Instructions to follow:
Exactly how many lines in the entries contain "What"? Give that number alone.

Record excerpts:

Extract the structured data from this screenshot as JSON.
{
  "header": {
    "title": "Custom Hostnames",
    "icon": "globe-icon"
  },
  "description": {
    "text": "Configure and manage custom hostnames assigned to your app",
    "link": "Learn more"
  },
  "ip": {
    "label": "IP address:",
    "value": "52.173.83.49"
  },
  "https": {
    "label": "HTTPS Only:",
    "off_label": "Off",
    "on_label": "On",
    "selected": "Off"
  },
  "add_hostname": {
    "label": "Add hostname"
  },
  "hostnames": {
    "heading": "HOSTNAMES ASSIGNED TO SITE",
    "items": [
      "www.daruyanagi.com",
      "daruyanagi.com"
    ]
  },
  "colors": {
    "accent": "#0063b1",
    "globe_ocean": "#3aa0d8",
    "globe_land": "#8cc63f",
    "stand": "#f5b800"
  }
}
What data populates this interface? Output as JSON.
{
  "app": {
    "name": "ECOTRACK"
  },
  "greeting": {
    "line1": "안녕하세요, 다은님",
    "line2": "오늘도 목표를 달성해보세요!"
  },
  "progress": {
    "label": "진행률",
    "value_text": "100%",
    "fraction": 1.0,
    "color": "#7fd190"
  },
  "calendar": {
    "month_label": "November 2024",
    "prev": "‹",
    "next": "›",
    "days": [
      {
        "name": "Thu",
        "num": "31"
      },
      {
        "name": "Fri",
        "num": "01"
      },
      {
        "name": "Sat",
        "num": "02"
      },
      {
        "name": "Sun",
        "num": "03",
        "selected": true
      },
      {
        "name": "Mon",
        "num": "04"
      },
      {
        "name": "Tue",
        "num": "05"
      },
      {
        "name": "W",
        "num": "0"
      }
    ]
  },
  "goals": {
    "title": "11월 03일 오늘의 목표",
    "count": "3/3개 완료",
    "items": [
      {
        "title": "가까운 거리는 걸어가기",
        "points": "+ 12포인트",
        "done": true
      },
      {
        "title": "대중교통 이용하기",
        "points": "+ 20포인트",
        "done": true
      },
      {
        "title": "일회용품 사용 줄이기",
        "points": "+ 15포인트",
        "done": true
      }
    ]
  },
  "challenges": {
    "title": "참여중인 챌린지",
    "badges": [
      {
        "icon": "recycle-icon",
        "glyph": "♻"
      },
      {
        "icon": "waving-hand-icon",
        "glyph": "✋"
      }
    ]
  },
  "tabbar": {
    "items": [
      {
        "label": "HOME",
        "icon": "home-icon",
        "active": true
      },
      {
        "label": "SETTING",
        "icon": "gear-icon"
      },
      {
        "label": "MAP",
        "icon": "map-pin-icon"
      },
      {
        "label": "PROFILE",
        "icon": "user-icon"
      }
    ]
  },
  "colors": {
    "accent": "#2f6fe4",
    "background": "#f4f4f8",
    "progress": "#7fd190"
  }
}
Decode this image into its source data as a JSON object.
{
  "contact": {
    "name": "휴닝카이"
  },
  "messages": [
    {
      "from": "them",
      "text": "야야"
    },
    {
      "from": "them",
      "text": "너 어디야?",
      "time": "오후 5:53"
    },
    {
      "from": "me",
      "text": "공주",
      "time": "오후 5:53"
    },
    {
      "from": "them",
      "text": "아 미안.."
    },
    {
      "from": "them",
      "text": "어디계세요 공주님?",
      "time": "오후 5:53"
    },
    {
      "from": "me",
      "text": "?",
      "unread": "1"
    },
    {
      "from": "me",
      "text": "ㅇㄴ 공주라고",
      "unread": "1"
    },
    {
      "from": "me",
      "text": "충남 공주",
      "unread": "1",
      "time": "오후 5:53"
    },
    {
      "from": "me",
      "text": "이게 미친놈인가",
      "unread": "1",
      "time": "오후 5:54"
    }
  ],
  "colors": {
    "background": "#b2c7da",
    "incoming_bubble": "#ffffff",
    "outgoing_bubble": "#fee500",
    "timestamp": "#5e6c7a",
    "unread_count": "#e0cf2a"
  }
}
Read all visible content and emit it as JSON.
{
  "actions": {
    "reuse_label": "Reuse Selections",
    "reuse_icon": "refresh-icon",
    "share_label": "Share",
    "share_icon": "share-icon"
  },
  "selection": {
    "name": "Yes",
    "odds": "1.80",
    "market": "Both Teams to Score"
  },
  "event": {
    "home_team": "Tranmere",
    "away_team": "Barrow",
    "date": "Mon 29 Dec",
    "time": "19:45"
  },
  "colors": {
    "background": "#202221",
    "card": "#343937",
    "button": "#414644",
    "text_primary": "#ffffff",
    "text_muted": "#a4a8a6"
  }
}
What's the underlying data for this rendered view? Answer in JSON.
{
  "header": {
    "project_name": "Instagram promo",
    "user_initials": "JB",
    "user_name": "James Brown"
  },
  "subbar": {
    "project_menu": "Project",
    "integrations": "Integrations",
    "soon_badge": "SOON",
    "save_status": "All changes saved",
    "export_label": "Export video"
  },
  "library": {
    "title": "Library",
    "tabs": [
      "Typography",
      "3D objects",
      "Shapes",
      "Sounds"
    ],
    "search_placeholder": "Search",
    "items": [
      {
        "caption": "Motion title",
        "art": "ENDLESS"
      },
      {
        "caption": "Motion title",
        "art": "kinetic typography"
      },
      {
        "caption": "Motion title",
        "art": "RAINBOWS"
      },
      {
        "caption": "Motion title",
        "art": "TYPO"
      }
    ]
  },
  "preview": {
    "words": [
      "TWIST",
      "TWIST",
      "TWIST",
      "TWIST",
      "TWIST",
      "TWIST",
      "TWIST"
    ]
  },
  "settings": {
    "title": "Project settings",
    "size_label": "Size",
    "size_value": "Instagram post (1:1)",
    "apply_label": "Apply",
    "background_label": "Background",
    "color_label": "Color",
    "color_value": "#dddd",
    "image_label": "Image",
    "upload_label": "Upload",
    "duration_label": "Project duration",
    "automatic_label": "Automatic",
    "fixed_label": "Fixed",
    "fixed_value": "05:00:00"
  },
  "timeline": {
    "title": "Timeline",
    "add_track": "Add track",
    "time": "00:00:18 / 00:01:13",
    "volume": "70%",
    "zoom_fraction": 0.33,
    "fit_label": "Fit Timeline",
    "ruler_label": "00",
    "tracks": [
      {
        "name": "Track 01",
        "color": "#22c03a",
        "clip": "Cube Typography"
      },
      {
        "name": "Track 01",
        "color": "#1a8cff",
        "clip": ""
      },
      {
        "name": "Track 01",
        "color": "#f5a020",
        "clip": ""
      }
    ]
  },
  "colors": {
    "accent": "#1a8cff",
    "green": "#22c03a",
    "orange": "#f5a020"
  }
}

Answer for the task:
2